“None of it would have happened without Wes,” said Crumpler.
Becoming a sabreur
Caudill, 43, was a standout high school wrestler from Lexington, N.C., who came to N.C. State as a freshman in 1987 with dreams of making the Wolfpack team. It was not to be. But after taking fencing in P.E., Caudill tried out for the varsity fencing squad. He made the cut, and quickly developed as a skilled sabreur. Within a year, he was sabre team captain. Unlike foil and épée, which only allow scoring on touches of the tip of the weapon, sabre is an aggressive fencing style that involves scoring with touches from the blade. By his senior year, Caudill was named most valuable player on the 1991 State team that finished in the top 25.

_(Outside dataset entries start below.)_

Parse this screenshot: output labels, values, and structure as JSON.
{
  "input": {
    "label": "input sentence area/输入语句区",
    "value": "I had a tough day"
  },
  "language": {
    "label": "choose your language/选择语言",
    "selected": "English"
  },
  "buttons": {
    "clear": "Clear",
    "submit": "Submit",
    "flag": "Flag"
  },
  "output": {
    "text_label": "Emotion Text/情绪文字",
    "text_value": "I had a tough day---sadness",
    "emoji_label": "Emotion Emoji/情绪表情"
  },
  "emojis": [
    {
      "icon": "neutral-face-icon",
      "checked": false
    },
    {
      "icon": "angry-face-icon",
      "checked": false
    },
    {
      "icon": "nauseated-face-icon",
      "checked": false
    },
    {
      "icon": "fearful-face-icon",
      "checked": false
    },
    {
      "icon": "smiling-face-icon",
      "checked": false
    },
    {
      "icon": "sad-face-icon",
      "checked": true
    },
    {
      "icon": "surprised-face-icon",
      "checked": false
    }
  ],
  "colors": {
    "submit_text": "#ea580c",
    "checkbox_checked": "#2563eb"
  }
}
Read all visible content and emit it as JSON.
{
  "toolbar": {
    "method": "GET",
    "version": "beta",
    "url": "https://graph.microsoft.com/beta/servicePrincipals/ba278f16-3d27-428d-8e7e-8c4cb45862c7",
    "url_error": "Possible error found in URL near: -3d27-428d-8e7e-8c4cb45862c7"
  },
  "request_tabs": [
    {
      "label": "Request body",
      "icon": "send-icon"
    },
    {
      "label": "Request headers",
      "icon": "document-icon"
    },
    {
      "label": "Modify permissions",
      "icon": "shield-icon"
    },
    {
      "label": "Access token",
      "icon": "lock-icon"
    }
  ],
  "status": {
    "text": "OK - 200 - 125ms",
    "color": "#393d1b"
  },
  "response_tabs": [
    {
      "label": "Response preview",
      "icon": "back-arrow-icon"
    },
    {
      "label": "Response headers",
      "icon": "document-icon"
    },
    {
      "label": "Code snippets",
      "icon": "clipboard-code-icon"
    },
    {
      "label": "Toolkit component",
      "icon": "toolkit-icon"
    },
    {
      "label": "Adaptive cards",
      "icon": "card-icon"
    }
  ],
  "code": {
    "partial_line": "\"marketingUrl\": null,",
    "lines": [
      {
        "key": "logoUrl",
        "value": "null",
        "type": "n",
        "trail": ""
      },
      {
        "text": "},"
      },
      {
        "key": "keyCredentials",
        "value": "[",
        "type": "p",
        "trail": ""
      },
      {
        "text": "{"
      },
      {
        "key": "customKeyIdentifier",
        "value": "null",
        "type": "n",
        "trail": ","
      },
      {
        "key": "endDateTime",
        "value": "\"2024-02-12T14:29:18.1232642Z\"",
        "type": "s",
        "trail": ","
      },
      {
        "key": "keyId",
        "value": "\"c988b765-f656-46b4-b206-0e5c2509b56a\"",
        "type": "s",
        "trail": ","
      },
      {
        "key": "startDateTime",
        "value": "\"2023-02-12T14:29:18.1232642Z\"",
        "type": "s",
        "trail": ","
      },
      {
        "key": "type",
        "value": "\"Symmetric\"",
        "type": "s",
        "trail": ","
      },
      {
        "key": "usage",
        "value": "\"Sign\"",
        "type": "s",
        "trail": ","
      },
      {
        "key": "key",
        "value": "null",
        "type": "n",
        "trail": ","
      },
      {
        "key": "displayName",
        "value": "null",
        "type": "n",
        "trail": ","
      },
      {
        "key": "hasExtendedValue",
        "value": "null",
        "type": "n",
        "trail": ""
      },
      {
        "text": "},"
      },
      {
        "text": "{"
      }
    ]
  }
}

Six years later, while working as a video production specialist, Caudill created a home for fencing here when he opened NBS. Today, roughly 30 boxers train at his gym, ranging from novices seeking a challenging workout to aspiring prizefighters chasing a title. Nick Thompson, a 28 year-old Raleigh firefighter who began boxing at NBS in 2006, recently received his pro card and is seeking fights as a heavyweight. Caudill is his manager. At 6 feet, 5 inches and 270 pounds, Thompson’s warm, easy-going manner belies his startling intensity in the ring. “I’ve trained other places, but this is the most unique atmosphere I’ve ever experienced,” Thompson says. “Everywhere you look, there is something new to learn that can help you improve as an athlete.”
Caudill says he has long understood the benefits to both boxer and fencer of training in each other’s company.
Good fencers develop a combination of explosive lower body speed and upper body finesse. Boxers train for upper body power and deft footwork. “Some of the fencers end up working out with the boxers, and the boxers will practice agility and foot speed with the fencers,” said Caudill. “They always come away with respect for each other and a better understanding of their own strengths and weaknesses – I’m a big believer in cross-training that takes you out of your comfort zone.”
Caudill says his training philosophy is, in the end, the journey self-discovery. Students inevitably learn something new about themselves. It’s a reward that never gets old.
NBS Gym: 3701 Neil St., Raleigh. NBSGym.com.